[Saved entries]
- - -

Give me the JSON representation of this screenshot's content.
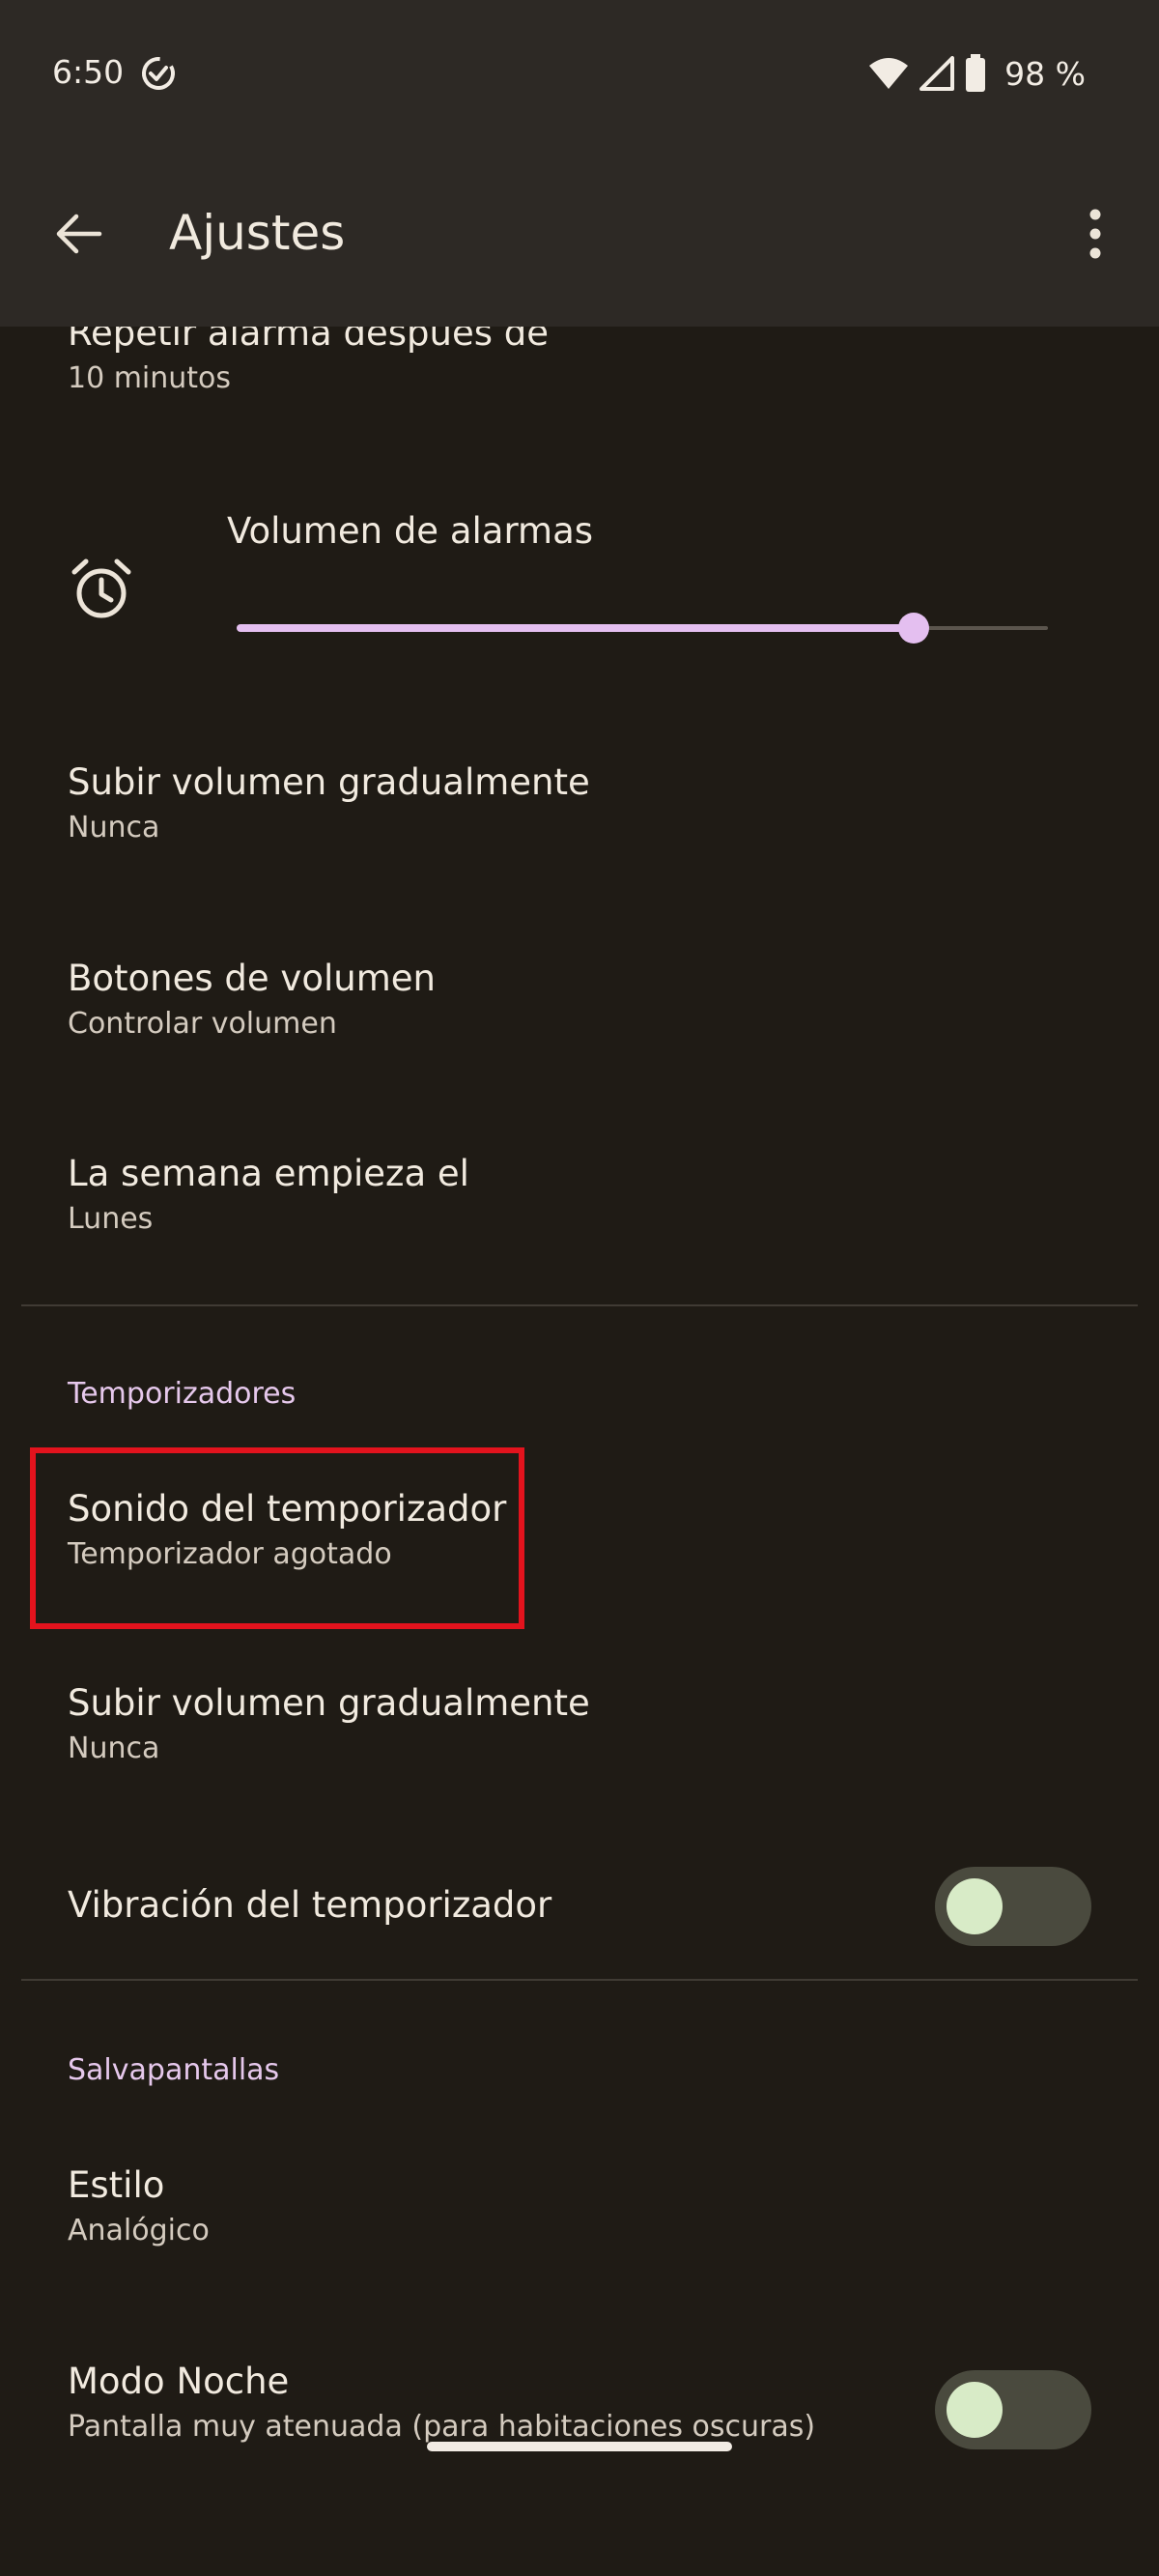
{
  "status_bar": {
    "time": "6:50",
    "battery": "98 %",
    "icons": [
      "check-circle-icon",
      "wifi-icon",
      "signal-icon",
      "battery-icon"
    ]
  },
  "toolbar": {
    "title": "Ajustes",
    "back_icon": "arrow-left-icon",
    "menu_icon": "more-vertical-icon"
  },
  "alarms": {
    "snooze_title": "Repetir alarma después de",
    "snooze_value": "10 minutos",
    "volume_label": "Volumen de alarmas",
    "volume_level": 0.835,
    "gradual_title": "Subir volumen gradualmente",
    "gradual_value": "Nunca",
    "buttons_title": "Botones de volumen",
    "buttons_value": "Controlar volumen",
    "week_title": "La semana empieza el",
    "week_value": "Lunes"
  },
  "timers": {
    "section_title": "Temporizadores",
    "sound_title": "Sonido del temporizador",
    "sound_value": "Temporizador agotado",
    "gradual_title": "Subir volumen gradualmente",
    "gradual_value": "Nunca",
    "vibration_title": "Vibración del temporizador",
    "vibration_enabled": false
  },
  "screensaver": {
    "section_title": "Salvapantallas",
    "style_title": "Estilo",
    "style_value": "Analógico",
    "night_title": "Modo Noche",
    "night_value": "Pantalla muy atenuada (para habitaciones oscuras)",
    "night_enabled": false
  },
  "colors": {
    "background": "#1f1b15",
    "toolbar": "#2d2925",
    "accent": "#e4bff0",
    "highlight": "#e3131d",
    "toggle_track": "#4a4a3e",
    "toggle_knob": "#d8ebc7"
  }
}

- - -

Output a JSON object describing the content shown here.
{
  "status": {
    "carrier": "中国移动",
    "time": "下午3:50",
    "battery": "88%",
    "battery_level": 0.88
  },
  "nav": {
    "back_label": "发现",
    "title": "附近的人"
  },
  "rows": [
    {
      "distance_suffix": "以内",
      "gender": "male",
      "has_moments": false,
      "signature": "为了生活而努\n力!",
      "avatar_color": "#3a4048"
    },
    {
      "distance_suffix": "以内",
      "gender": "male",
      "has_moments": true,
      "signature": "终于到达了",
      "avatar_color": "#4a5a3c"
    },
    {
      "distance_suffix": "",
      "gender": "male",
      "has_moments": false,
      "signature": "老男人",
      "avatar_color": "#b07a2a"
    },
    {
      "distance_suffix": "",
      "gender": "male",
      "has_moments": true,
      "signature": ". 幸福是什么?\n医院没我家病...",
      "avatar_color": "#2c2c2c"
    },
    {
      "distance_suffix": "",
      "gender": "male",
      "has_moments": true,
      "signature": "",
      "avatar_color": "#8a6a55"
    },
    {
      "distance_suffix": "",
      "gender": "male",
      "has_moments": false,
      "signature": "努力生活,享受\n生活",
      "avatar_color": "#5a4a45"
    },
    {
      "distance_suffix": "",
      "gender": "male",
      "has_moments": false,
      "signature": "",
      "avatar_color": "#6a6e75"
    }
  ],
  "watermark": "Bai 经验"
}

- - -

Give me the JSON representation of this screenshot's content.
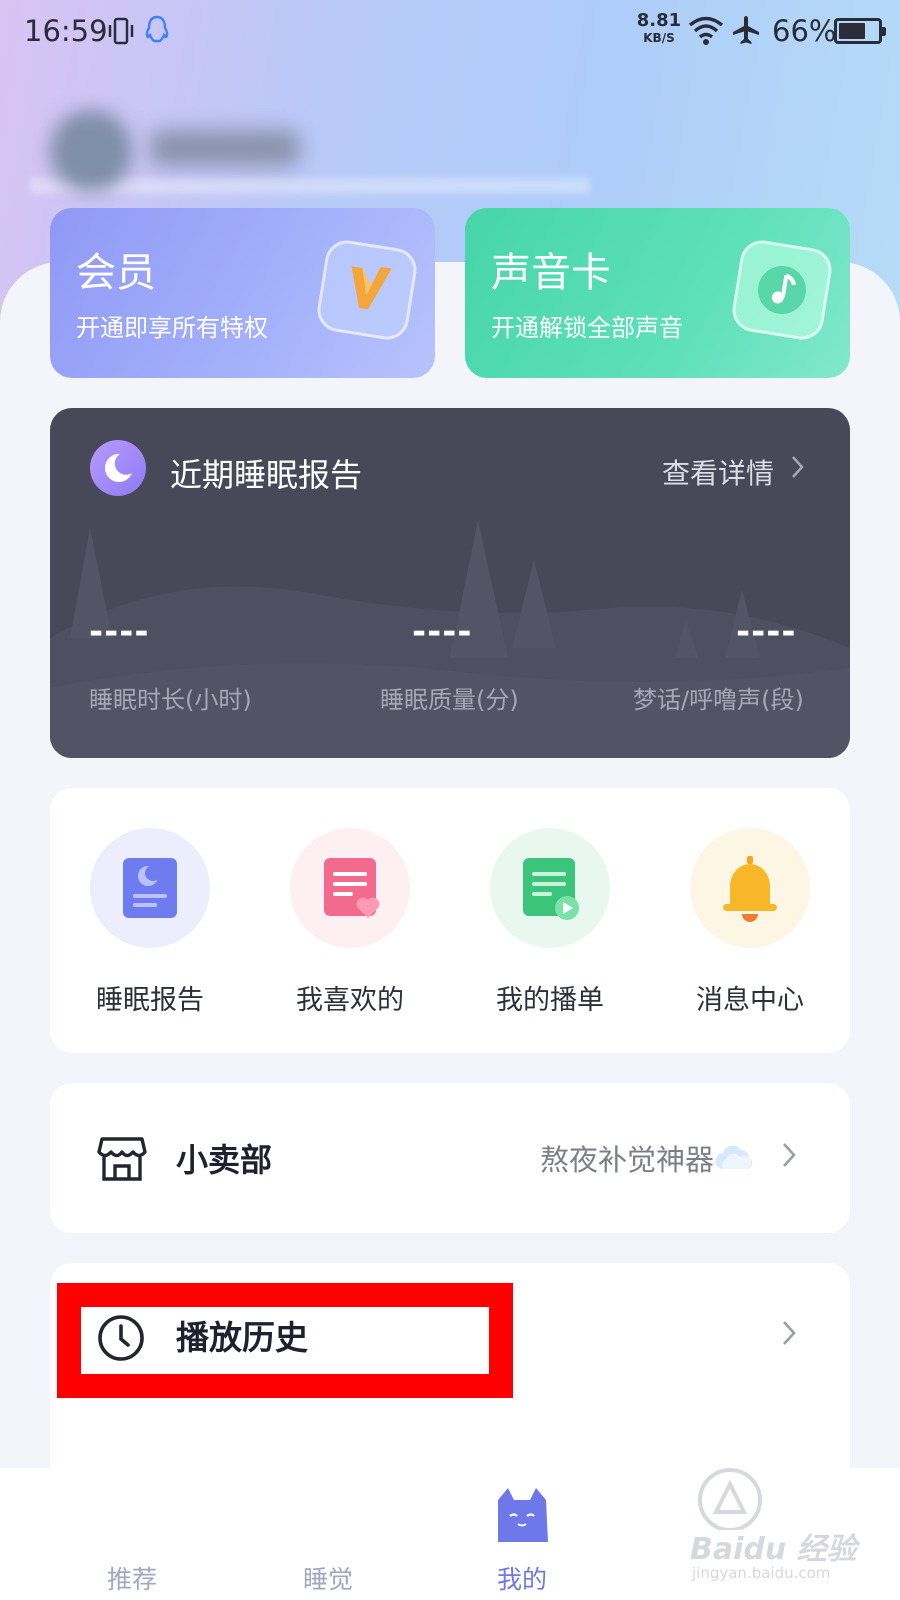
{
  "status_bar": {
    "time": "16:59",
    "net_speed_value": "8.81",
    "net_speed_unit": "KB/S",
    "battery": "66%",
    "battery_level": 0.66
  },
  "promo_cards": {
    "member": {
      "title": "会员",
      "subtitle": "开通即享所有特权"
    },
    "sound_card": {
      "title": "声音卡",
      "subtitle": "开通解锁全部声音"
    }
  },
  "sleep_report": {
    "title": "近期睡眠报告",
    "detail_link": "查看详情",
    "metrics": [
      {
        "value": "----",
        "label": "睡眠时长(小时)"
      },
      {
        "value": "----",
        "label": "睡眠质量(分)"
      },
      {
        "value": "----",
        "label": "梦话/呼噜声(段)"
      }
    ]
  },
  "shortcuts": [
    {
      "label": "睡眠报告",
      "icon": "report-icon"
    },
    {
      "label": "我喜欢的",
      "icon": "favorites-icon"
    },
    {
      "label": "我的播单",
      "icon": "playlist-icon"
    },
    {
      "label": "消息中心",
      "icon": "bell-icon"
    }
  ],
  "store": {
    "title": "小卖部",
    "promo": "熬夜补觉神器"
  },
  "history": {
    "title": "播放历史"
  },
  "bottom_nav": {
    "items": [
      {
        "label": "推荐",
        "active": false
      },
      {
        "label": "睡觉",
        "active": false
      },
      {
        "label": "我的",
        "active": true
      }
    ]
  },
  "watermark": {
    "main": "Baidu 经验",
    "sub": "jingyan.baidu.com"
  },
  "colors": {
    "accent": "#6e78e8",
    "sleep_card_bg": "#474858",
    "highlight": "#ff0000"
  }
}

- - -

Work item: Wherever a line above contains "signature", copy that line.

Expected output:
      "signature": "为了生活而努\n力!",
      "signature": "终于到达了",
      "signature": "老男人",
      "signature": ". 幸福是什么?\n医院没我家病...",
      "signature": "",
      "signature": "努力生活,享受\n生活",
      "signature": "",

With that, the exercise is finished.